Materials provided:
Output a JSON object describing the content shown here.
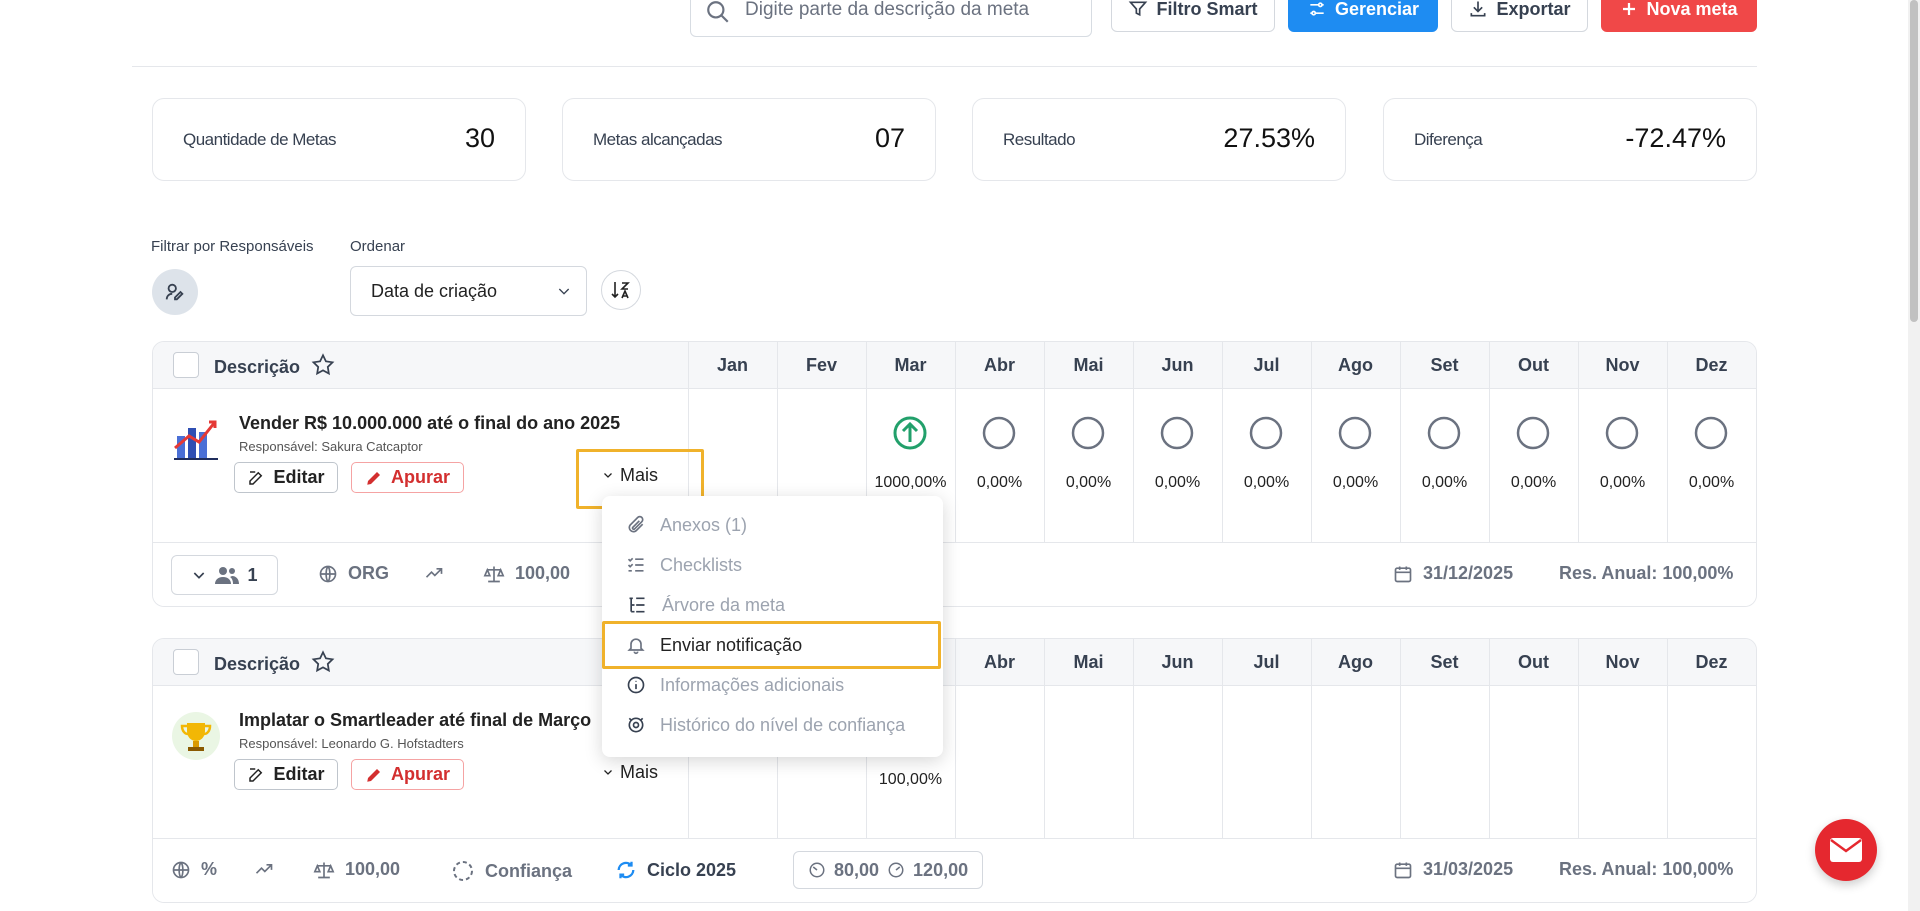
{
  "toolbar": {
    "search_placeholder": "Digite parte da descrição da meta",
    "smart_filter": "Filtro Smart",
    "manage": "Gerenciar",
    "export": "Exportar",
    "new_goal": "Nova meta"
  },
  "stats": [
    {
      "label": "Quantidade de Metas",
      "value": "30"
    },
    {
      "label": "Metas alcançadas",
      "value": "07"
    },
    {
      "label": "Resultado",
      "value": "27.53%"
    },
    {
      "label": "Diferença",
      "value": "-72.47%"
    }
  ],
  "filters": {
    "responsible_label": "Filtrar por Responsáveis",
    "order_label": "Ordenar",
    "order_value": "Data de criação"
  },
  "months": [
    "Jan",
    "Fev",
    "Mar",
    "Abr",
    "Mai",
    "Jun",
    "Jul",
    "Ago",
    "Set",
    "Out",
    "Nov",
    "Dez"
  ],
  "goals": [
    {
      "header_description": "Descrição",
      "title": "Vender R$ 10.000.000 até o final do ano 2025",
      "responsible": "Responsável: Sakura Catcaptor",
      "edit": "Editar",
      "apurar": "Apurar",
      "more": "Mais",
      "month_values": [
        "",
        "",
        "1000,00%",
        "0,00%",
        "0,00%",
        "0,00%",
        "0,00%",
        "0,00%",
        "0,00%",
        "0,00%",
        "0,00%",
        "0,00%"
      ],
      "footer": {
        "team_count": "1",
        "scope": "ORG",
        "weight": "100,00",
        "due_date": "31/12/2025",
        "annual_result": "Res. Anual: 100,00%"
      }
    },
    {
      "header_description": "Descrição",
      "title": "Implatar o Smartleader até final de Março",
      "responsible": "Responsável: Leonardo G. Hofstadters",
      "edit": "Editar",
      "apurar": "Apurar",
      "more": "Mais",
      "month_values": [
        "",
        "",
        "100,00%",
        "",
        "",
        "",
        "",
        "",
        "",
        "",
        "",
        ""
      ],
      "footer": {
        "unit": "%",
        "weight": "100,00",
        "confidence": "Confiança",
        "cycle": "Ciclo 2025",
        "range_min": "80,00",
        "range_max": "120,00",
        "due_date": "31/03/2025",
        "annual_result": "Res. Anual: 100,00%"
      }
    }
  ],
  "more_menu": {
    "items": [
      {
        "label": "Anexos (1)",
        "icon": "paperclip-icon"
      },
      {
        "label": "Checklists",
        "icon": "checklist-icon"
      },
      {
        "label": "Árvore da meta",
        "icon": "tree-icon"
      },
      {
        "label": "Enviar notificação",
        "icon": "bell-icon"
      },
      {
        "label": "Informações adicionais",
        "icon": "info-icon"
      },
      {
        "label": "Histórico do nível de confiança",
        "icon": "history-icon"
      }
    ]
  },
  "colors": {
    "primary": "#1e8cf2",
    "danger": "#f04848",
    "highlight": "#f0b22b",
    "success": "#22a06b"
  }
}
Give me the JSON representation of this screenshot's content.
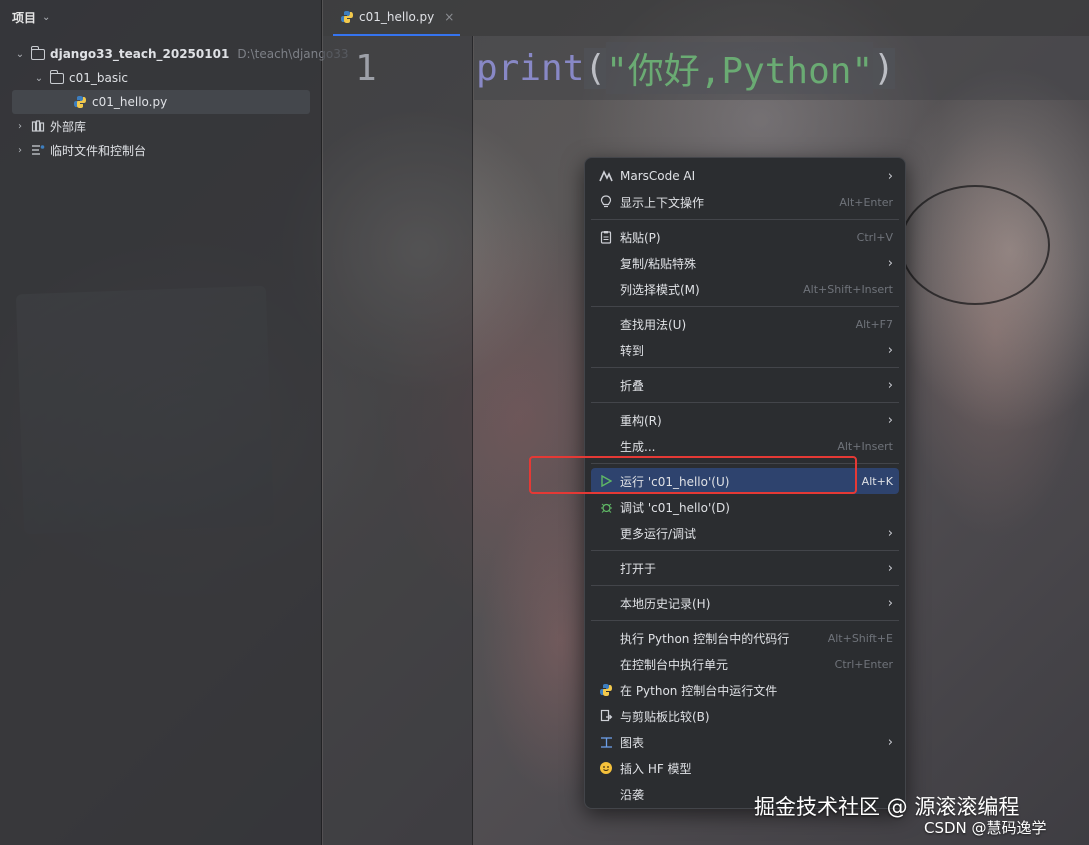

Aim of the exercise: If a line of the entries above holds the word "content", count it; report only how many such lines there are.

Written response: 2